__WHAT THE TASK ASKS__. Among the lines of the data, copy those that hold "如果可能".
DATA EXTRACT Block Start
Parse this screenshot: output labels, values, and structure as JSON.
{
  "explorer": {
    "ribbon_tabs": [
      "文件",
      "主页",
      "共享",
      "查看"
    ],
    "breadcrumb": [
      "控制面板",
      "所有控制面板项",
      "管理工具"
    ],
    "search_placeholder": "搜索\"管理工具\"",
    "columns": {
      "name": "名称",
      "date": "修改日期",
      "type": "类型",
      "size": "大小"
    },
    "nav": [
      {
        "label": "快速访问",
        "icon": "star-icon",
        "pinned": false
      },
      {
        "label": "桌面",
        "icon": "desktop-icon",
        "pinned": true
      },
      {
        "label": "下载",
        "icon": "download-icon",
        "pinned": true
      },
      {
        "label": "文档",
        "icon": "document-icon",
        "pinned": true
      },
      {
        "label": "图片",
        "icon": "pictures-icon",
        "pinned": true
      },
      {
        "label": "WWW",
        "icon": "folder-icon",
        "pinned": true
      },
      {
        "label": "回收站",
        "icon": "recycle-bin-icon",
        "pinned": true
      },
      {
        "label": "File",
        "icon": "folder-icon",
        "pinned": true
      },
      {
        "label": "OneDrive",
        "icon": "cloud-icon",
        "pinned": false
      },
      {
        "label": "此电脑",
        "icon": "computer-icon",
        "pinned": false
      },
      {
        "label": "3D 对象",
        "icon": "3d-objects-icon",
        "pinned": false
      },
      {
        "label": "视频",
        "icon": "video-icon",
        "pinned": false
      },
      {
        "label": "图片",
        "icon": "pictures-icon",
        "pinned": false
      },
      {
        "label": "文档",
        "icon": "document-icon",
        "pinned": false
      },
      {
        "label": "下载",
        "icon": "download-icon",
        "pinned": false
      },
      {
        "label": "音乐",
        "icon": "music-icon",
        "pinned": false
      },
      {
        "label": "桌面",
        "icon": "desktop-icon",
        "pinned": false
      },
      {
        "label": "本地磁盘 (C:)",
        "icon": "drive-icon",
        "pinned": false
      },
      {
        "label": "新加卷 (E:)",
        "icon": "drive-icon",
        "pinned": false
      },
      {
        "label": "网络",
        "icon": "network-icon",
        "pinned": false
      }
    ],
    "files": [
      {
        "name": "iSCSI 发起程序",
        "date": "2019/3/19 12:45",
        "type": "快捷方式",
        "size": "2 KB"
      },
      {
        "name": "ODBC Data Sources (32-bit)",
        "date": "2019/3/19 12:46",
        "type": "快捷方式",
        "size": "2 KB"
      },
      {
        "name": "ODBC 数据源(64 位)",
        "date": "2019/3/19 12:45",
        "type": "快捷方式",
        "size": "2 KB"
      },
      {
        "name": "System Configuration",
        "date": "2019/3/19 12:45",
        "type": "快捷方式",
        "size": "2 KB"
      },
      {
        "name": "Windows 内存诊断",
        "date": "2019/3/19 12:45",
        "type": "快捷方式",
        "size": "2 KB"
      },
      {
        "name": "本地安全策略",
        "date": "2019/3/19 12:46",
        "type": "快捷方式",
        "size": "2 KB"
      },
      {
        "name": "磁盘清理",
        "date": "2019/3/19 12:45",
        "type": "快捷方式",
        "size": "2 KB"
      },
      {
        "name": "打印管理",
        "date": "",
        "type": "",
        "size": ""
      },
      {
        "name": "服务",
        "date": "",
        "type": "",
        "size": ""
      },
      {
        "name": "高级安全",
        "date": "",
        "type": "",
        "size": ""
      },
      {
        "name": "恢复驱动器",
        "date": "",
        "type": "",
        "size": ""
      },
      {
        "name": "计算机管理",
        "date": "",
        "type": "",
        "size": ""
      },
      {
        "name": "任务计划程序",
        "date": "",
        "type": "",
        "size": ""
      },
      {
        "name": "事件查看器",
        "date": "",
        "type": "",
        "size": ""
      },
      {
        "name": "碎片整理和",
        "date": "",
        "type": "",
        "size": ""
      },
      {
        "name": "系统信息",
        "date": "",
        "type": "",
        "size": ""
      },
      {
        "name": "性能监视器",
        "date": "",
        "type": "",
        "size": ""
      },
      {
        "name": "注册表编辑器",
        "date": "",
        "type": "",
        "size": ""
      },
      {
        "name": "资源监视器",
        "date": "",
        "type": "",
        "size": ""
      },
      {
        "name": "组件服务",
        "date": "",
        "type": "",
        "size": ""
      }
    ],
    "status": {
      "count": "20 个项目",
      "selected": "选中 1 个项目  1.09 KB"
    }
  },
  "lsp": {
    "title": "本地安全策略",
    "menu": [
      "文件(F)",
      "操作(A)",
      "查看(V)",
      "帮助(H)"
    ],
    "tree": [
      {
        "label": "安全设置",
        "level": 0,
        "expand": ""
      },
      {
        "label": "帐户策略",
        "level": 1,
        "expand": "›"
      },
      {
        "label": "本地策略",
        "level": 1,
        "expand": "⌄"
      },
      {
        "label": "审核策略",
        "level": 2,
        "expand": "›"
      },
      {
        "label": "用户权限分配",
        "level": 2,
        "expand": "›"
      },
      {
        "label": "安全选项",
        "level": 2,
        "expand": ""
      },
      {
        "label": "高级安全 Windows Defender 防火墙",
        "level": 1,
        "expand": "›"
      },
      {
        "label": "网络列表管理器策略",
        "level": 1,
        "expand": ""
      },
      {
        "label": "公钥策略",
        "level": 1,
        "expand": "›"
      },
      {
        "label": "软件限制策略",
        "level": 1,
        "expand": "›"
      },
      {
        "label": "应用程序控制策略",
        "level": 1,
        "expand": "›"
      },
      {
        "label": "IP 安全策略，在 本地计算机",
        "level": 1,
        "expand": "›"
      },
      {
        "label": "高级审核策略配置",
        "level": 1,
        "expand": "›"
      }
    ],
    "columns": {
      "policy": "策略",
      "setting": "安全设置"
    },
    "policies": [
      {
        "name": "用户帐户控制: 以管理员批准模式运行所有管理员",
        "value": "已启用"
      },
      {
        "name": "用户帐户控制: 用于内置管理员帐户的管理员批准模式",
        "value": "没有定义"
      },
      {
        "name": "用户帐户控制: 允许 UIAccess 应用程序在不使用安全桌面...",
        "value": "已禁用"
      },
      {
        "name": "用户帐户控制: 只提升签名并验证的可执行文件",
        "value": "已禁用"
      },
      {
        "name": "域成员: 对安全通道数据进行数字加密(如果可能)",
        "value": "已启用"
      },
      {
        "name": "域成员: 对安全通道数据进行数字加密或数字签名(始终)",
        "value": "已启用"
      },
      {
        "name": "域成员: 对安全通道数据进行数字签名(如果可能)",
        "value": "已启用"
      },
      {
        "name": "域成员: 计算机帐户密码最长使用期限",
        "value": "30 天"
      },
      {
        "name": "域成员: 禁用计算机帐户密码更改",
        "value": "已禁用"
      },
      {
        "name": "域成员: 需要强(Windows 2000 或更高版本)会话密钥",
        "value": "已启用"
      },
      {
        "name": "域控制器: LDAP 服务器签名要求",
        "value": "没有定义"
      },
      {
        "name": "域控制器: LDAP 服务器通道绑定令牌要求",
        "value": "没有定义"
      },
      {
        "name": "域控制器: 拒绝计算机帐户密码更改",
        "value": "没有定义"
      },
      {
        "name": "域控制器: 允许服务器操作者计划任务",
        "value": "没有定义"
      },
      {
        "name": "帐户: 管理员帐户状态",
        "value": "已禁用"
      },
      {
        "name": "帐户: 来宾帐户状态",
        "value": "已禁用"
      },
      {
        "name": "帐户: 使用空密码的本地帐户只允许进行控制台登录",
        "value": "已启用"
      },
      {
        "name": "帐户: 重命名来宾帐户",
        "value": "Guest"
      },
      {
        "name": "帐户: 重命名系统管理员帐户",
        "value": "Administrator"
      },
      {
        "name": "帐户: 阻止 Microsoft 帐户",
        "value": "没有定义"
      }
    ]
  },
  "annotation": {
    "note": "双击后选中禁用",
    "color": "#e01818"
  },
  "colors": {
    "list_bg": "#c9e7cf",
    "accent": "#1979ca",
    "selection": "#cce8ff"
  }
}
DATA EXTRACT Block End
__RESULT__.
        "name": "域成员: 对安全通道数据进行数字加密(如果可能)",
        "name": "域成员: 对安全通道数据进行数字签名(如果可能)",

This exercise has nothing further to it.